*** EXTRACTED RECORDS Section Begins ***

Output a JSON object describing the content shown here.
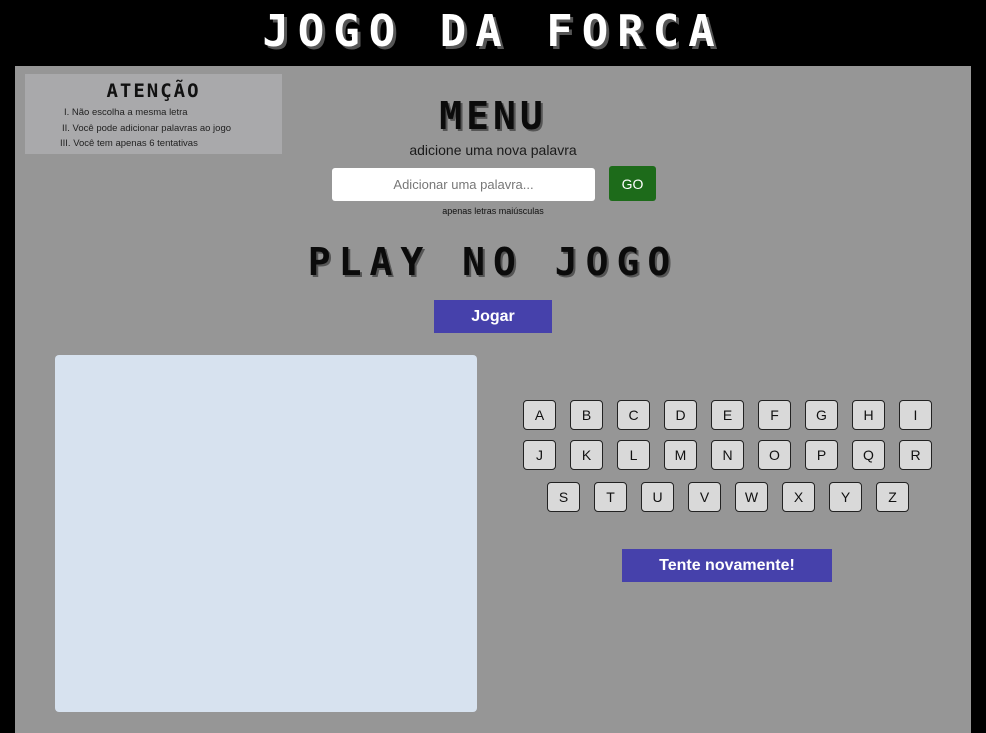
{
  "header": {
    "title": "JOGO DA FORCA"
  },
  "notice": {
    "title": "ATENÇÃO",
    "items": [
      "I. Não escolha a mesma letra",
      "II. Você pode adicionar palavras ao jogo",
      "III. Você tem apenas 6 tentativas"
    ]
  },
  "menu": {
    "title": "MENU",
    "subtitle": "adicione uma nova palavra",
    "input_placeholder": "Adicionar uma palavra...",
    "input_value": "",
    "go_label": "GO",
    "hint": "apenas letras maiúsculas"
  },
  "play": {
    "title": "PLAY NO JOGO",
    "button_label": "Jogar"
  },
  "keyboard": {
    "rows": [
      [
        "A",
        "B",
        "C",
        "D",
        "E",
        "F",
        "G",
        "H",
        "I"
      ],
      [
        "J",
        "K",
        "L",
        "M",
        "N",
        "O",
        "P",
        "Q",
        "R"
      ],
      [
        "S",
        "T",
        "U",
        "V",
        "W",
        "X",
        "Y",
        "Z"
      ]
    ]
  },
  "retry": {
    "label": "Tente novamente!"
  },
  "colors": {
    "page_background": "#000000",
    "panel_background": "#969696",
    "go_button": "#1d6b1a",
    "primary_button": "#4641ab",
    "canvas_background": "#d7e2ef"
  }
}
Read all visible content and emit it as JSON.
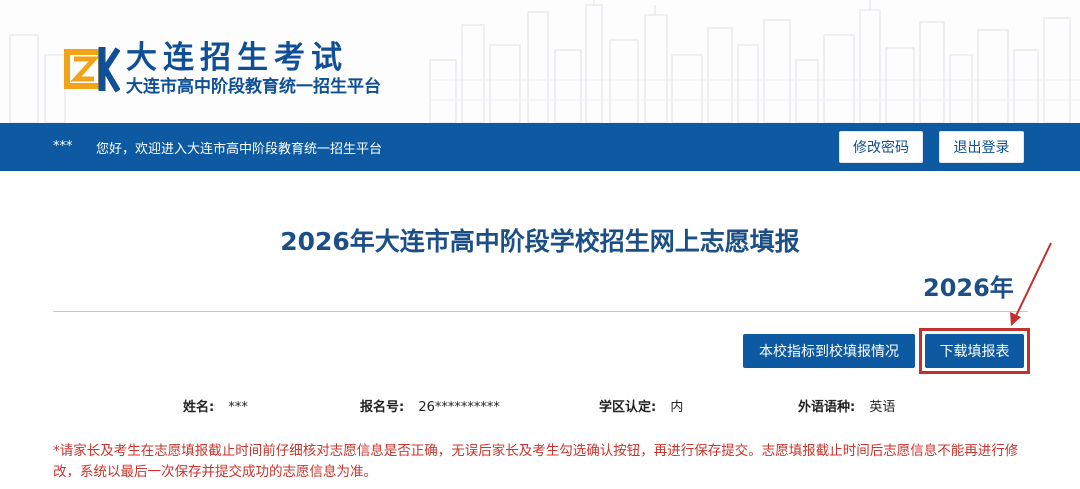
{
  "header": {
    "logo_title": "大连招生考试",
    "logo_subtitle": "大连市高中阶段教育统一招生平台"
  },
  "navbar": {
    "user": "***",
    "welcome": "您好，欢迎进入大连市高中阶段教育统一招生平台",
    "change_password": "修改密码",
    "logout": "退出登录"
  },
  "main": {
    "title": "2026年大连市高中阶段学校招生网上志愿填报",
    "year": "2026年",
    "quota_button": "本校指标到校填报情况",
    "download_button": "下载填报表"
  },
  "student": {
    "name_label": "姓名:",
    "name_value": "***",
    "regno_label": "报名号:",
    "regno_value": "26**********",
    "district_label": "学区认定:",
    "district_value": "内",
    "language_label": "外语语种:",
    "language_value": "英语"
  },
  "notice": "*请家长及考生在志愿填报截止时间前仔细核对志愿信息是否正确，无误后家长及考生勾选确认按钮，再进行保存提交。志愿填报截止时间后志愿信息不能再进行修改，系统以最后一次保存并提交成功的志愿信息为准。",
  "colors": {
    "brand_blue": "#0d5aa2",
    "title_blue": "#1b4f86",
    "notice_red": "#c9342c",
    "highlight_red": "#c0312f",
    "logo_orange": "#f2a418"
  }
}
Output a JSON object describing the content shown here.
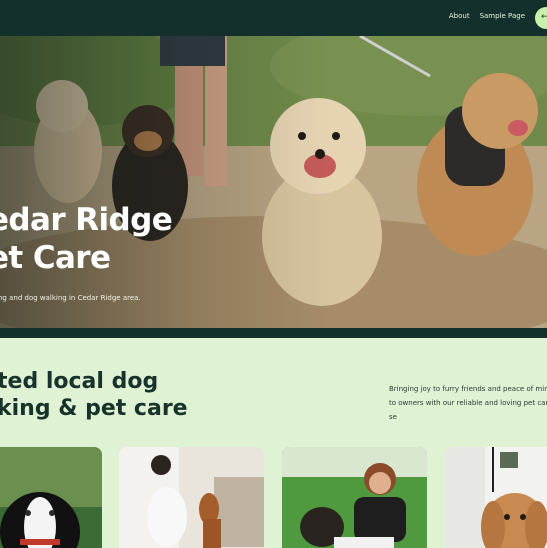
{
  "header": {
    "nav": [
      {
        "label": "About"
      },
      {
        "label": "Sample Page"
      }
    ],
    "cta_glyph": "←"
  },
  "hero": {
    "title": "edar Ridge\net Care",
    "subtitle": "ng and dog walking in Cedar Ridge area."
  },
  "intro": {
    "heading": "ted local dog\nking & pet care",
    "text": "Bringing joy to furry friends and peace of mind to owners with our reliable and loving pet care se"
  },
  "cards": [
    {
      "name": "card-border-collie"
    },
    {
      "name": "card-woman-dachshund"
    },
    {
      "name": "card-girl-dog-lawn"
    },
    {
      "name": "card-cocker-spaniel"
    }
  ],
  "colors": {
    "header_bg": "#13302c",
    "page_bg": "#dff2d3",
    "accent": "#c8f2a9",
    "heading": "#18322c"
  }
}
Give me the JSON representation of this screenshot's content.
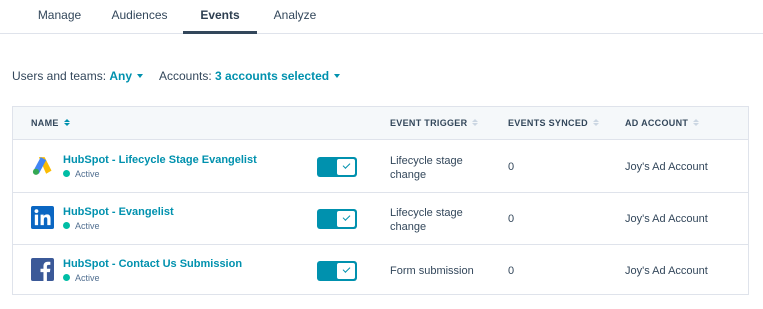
{
  "tabs": [
    {
      "label": "Manage"
    },
    {
      "label": "Audiences"
    },
    {
      "label": "Events",
      "active": true
    },
    {
      "label": "Analyze"
    }
  ],
  "filters": {
    "users_label": "Users and teams:",
    "users_value": "Any",
    "accounts_label": "Accounts:",
    "accounts_value": "3 accounts selected"
  },
  "table": {
    "columns": [
      "NAME",
      "EVENT TRIGGER",
      "EVENTS SYNCED",
      "AD ACCOUNT"
    ],
    "rows": [
      {
        "network_icon": "google-ads-icon",
        "name": "HubSpot - Lifecycle Stage Evangelist",
        "status": "Active",
        "enabled": true,
        "trigger_line1": "Lifecycle stage",
        "trigger_line2": "change",
        "events_synced": "0",
        "ad_account": "Joy's Ad Account"
      },
      {
        "network_icon": "linkedin-icon",
        "name": "HubSpot - Evangelist",
        "status": "Active",
        "enabled": true,
        "trigger_line1": "Lifecycle stage",
        "trigger_line2": "change",
        "events_synced": "0",
        "ad_account": "Joy's Ad Account"
      },
      {
        "network_icon": "facebook-icon",
        "name": "HubSpot - Contact Us Submission",
        "status": "Active",
        "enabled": true,
        "trigger_line1": "Form submission",
        "trigger_line2": "",
        "events_synced": "0",
        "ad_account": "Joy's Ad Account"
      }
    ]
  },
  "colors": {
    "accent": "#0091ae",
    "status_active": "#00bda5",
    "text": "#33475b",
    "header_bg": "#f5f8fa",
    "border": "#dfe3eb"
  }
}
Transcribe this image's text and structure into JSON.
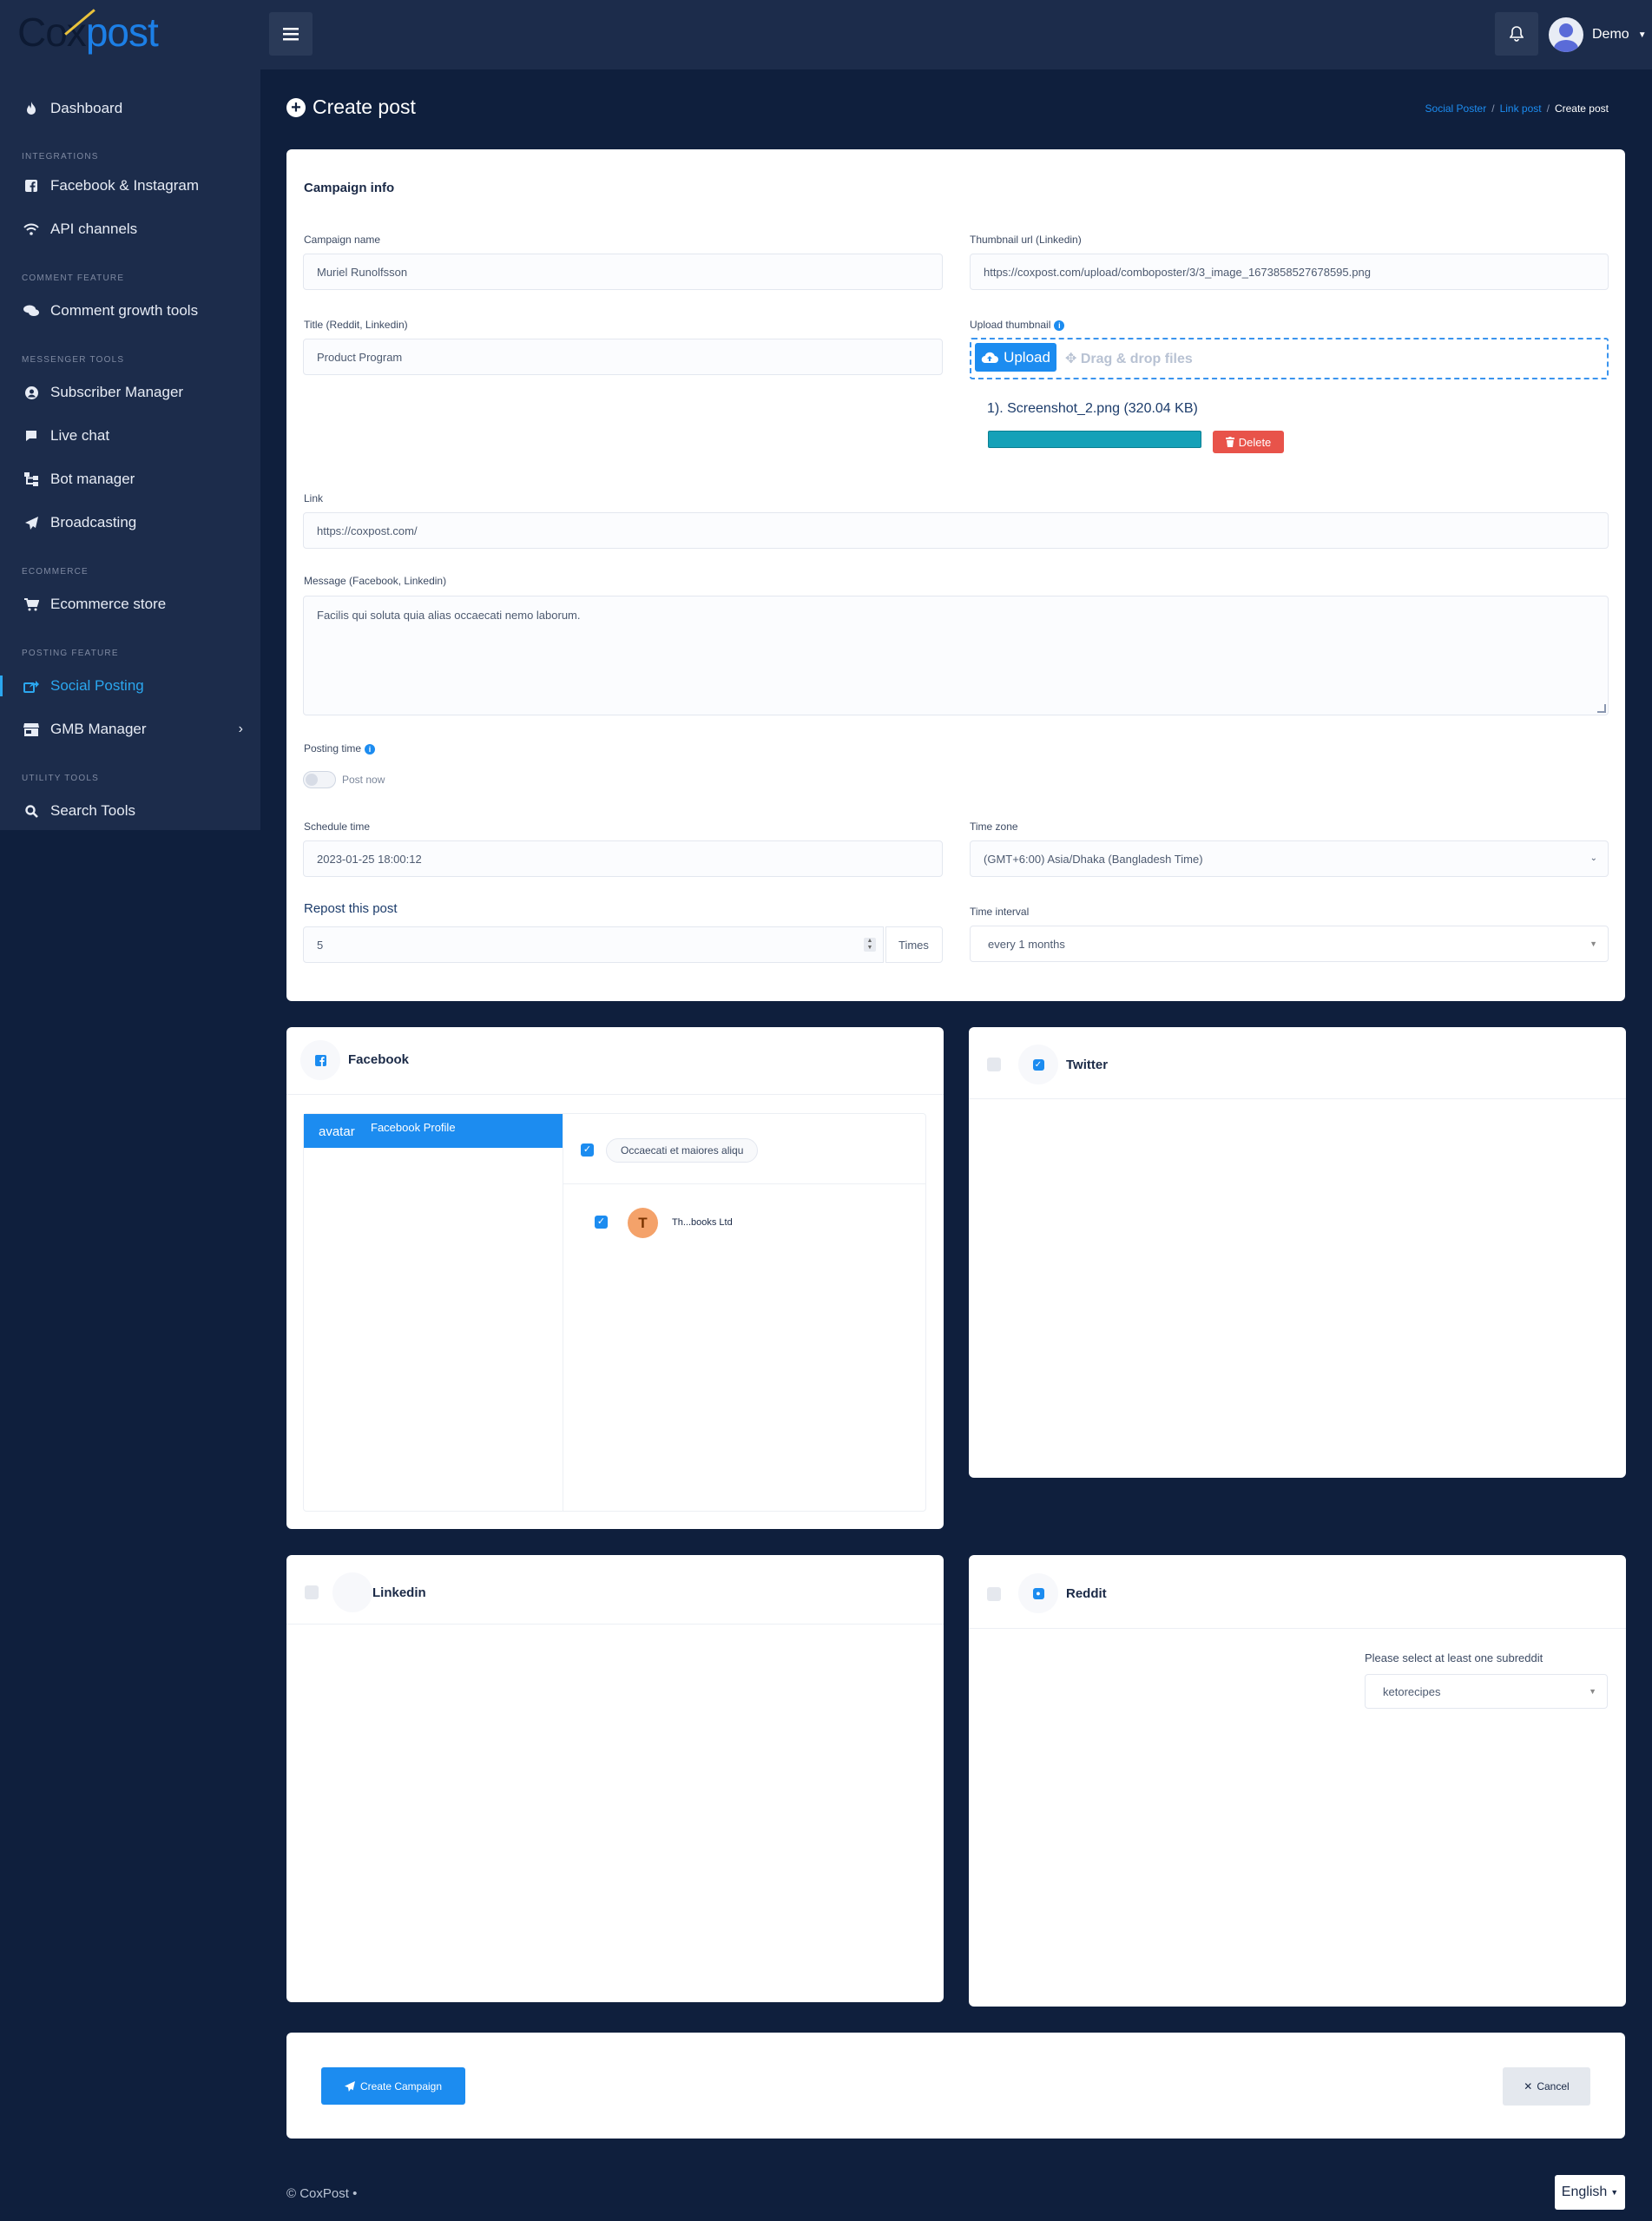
{
  "brand": {
    "logo_left": "Cox",
    "logo_right": "post"
  },
  "header": {
    "user_name": "Demo"
  },
  "sidebar": {
    "dashboard": "Dashboard",
    "sections": {
      "integrations": "INTEGRATIONS",
      "comment_feature": "COMMENT FEATURE",
      "messenger_tools": "MESSENGER TOOLS",
      "ecommerce": "ECOMMERCE",
      "posting_feature": "POSTING FEATURE",
      "utility_tools": "UTILITY TOOLS"
    },
    "items": {
      "facebook_instagram": "Facebook & Instagram",
      "api_channels": "API channels",
      "comment_growth_tools": "Comment growth tools",
      "subscriber_manager": "Subscriber Manager",
      "live_chat": "Live chat",
      "bot_manager": "Bot manager",
      "broadcasting": "Broadcasting",
      "ecommerce_store": "Ecommerce store",
      "social_posting": "Social Posting",
      "gmb_manager": "GMB Manager",
      "search_tools": "Search Tools"
    }
  },
  "page": {
    "title": "Create post",
    "breadcrumb": [
      "Social Poster",
      "Link post",
      "Create post"
    ]
  },
  "campaign": {
    "section_title": "Campaign info",
    "campaign_name_label": "Campaign name",
    "campaign_name_value": "Muriel Runolfsson",
    "thumbnail_url_label": "Thumbnail url (Linkedin)",
    "thumbnail_url_value": "https://coxpost.com/upload/comboposter/3/3_image_1673858527678595.png",
    "title_label": "Title (Reddit, Linkedin)",
    "title_value": "Product Program",
    "upload_thumbnail_label": "Upload thumbnail",
    "upload_button": "Upload",
    "drag_drop": "Drag & drop files",
    "file_name": "1). Screenshot_2.png (320.04 KB)",
    "upload_progress": 1.0,
    "delete_button": "Delete",
    "link_label": "Link",
    "link_value": "https://coxpost.com/",
    "message_label": "Message (Facebook, Linkedin)",
    "message_value": "Facilis qui soluta quia alias occaecati nemo laborum.",
    "posting_time_label": "Posting time",
    "post_now_label": "Post now",
    "schedule_time_label": "Schedule time",
    "schedule_time_value": "2023-01-25 18:00:12",
    "time_zone_label": "Time zone",
    "time_zone_value": "(GMT+6:00) Asia/Dhaka (Bangladesh Time)",
    "repost_label": "Repost this post",
    "repost_value": "5",
    "repost_suffix": "Times",
    "time_interval_label": "Time interval",
    "time_interval_value": "every 1 months"
  },
  "facebook": {
    "title": "Facebook",
    "profile_avatar_text": "avatar",
    "profile_label": "Facebook Profile",
    "group_chip": "Occaecati et maiores aliqu",
    "page_initial": "T",
    "page_name": "Th...books Ltd"
  },
  "twitter": {
    "title": "Twitter"
  },
  "linkedin": {
    "title": "Linkedin"
  },
  "reddit": {
    "title": "Reddit",
    "subreddit_label": "Please select at least one subreddit",
    "subreddit_value": "ketorecipes"
  },
  "actions": {
    "create": "Create Campaign",
    "cancel": "Cancel"
  },
  "footer": {
    "copyright": "© CoxPost  •",
    "language": "English"
  },
  "colors": {
    "accent": "#1c8cf0",
    "background": "#0f1f3d",
    "sidebar": "#1c2c4b",
    "danger": "#e8534a",
    "progress": "#15a1b8"
  }
}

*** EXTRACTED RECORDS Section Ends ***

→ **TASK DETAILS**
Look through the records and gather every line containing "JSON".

→ **EXPECTED OUTPUT**
Output a JSON object describing the content shown here.
Read all visible content and emit it as JSON.
Output a JSON object describing the content shown here.
Give me the JSON representation of this screenshot's content.
Transcribe this image's text and structure into JSON.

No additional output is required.